HOW PLEASED WE ARE with that which is new! Our children’s eyes sparkle when we talk of giving them a toy or a book which is called new; for our short-lived human nature loves that which has lately come, and is therefore like our own fleeting selves. In this respect, we are all children, for we eagerly demand the news of the day, and are all too apt to rush after the “many inventions” of the hour. The Athenians, who spent their time in telling and hearing some new thing, were by no means singular persons: novelty still fascinates the crowd. As the world’s poet says—
Delivered Sunday Morning, December 23rd, 1855, by the Rev. C.H. Spurgeon at New Park Street Chapel, Southwark.
“But thou, Beth-lehem Ephratah, though thou be little among the thousands of Judah, yet out of thee shall he come forth unto me that is to be ruler in Israel; whose goings forth have been from of old, from everlasting” (Micah 5:2).

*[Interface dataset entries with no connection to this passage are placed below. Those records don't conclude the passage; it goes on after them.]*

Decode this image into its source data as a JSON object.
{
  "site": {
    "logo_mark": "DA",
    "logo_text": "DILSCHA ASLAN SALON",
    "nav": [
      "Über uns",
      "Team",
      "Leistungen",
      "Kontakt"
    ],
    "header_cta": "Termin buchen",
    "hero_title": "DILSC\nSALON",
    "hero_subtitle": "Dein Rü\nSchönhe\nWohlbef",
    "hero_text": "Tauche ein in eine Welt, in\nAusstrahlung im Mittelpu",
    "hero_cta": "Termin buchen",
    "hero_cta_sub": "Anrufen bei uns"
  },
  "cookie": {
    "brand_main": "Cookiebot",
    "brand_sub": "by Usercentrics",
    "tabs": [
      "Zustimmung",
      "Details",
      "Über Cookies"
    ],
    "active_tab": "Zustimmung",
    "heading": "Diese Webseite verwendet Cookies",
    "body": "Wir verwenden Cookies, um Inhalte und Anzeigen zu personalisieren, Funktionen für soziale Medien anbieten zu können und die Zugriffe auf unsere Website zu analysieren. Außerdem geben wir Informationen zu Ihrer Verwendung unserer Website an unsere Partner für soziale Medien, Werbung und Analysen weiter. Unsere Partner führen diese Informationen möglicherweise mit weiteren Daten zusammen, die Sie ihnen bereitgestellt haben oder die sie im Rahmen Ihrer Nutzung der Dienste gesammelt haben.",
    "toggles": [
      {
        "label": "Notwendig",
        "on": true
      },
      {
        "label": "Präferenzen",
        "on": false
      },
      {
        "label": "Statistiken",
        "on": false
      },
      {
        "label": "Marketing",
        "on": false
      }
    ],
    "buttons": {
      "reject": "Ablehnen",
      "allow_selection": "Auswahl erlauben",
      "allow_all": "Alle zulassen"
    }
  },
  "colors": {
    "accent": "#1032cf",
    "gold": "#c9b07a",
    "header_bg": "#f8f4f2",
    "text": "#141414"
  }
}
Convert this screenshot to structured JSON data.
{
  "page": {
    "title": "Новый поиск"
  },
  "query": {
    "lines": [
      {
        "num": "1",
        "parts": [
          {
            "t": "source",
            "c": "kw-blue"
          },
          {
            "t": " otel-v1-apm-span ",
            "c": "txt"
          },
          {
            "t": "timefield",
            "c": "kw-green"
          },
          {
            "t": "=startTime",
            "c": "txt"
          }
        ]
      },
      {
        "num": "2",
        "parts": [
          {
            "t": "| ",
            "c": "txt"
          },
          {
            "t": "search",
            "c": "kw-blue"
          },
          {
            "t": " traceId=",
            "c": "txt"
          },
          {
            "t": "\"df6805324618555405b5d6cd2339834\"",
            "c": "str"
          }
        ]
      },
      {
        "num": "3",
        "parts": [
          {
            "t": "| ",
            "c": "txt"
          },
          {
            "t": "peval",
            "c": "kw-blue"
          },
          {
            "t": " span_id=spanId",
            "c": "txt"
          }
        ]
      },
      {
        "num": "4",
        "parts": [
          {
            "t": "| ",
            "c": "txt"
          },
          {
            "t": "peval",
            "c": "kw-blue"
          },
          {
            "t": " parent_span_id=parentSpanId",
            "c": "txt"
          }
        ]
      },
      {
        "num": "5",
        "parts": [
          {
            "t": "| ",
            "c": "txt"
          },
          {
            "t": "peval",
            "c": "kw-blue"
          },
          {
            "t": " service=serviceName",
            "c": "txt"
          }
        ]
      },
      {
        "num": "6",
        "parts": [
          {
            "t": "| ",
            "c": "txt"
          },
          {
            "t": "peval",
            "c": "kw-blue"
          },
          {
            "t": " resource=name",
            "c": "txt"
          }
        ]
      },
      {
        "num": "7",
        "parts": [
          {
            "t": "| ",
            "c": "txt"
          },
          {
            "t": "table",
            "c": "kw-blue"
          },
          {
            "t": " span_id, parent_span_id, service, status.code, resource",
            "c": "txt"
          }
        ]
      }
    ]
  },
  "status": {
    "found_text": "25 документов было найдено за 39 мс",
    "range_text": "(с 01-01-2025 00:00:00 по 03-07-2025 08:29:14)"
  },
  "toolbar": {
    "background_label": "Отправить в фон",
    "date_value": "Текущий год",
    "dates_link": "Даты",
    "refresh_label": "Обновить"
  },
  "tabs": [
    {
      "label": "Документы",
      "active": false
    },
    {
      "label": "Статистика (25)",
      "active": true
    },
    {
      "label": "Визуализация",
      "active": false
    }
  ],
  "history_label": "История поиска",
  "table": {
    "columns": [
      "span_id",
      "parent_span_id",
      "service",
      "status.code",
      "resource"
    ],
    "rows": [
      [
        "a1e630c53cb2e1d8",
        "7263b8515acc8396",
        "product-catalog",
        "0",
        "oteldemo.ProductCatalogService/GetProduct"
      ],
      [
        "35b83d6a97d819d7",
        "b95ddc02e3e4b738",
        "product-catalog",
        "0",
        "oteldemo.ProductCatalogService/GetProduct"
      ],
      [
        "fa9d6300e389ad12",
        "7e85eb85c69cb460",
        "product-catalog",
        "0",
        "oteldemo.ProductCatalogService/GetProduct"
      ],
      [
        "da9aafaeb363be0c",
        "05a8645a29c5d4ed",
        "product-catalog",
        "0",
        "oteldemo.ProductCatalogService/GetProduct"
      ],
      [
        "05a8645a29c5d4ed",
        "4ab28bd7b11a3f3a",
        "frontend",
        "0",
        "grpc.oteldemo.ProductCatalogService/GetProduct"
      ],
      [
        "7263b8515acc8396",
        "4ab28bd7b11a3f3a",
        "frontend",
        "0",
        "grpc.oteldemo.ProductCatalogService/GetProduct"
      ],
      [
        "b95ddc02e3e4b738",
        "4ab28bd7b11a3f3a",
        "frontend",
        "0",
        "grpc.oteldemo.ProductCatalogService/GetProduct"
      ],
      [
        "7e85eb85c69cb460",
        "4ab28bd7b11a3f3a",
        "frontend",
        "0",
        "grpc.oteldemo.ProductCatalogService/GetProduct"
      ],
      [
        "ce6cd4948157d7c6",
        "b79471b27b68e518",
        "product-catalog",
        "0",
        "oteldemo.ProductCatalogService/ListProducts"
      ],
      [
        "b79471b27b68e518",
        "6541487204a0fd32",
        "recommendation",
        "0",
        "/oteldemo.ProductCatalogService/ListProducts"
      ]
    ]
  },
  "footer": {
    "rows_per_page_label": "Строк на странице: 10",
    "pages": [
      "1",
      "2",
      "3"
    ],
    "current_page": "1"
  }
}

This is the season of the year when, whether we wish it or not, we are compelled to think of the birth of Christ. I hold it to be one of the greatest absurdities under heaven to think that there is any religion in keeping Christmas-day. There are no probabilities whatever that our Saviour Jesus Christ was born on that day, and the observance of it is purely of Popish origin; doubtless those who are Catholics have a right to hallow it, but I do not see how consistent Protestants can account it in the least sacred. However, I wish there were ten or a dozen Christmas-days in the year; for there is work enough in the world, and a little more rest would not hurt labouring people. Christmas-day is really a boon to us; particularly as it enables us to assemble round the family hearth and meet our friends once more. Still, although we do not fall exactly in the track of other people, I see no harm in thinking of the incarnation and birth of the Lord Jesus. We do not wish to be classed with those